→ PROBLEM TO WORK ON
Restate the entries below word for word, leaving nothing out.

==== SOURCE RECORDS ====

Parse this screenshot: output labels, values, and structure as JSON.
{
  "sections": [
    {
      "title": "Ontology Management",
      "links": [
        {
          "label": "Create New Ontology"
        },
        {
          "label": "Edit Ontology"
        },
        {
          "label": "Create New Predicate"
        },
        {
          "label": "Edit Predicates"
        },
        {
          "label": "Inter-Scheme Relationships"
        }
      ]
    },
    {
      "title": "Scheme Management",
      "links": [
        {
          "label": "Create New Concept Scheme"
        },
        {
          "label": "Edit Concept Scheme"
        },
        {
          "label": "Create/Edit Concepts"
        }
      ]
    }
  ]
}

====

→ REPLY
Parse this screenshot: output labels, values, and structure as JSON.
{
  "sections": [
    {
      "title": "Ontology Management",
      "links": [
        {
          "label": "Create New Ontology"
        },
        {
          "label": "Edit Ontology"
        },
        {
          "label": "Create New Predicate"
        },
        {
          "label": "Edit Predicates"
        },
        {
          "label": "Inter-Scheme Relationships"
        }
      ]
    },
    {
      "title": "Scheme Management",
      "links": [
        {
          "label": "Create New Concept Scheme"
        },
        {
          "label": "Edit Concept Scheme"
        },
        {
          "label": "Create/Edit Concepts"
        }
      ]
    }
  ]
}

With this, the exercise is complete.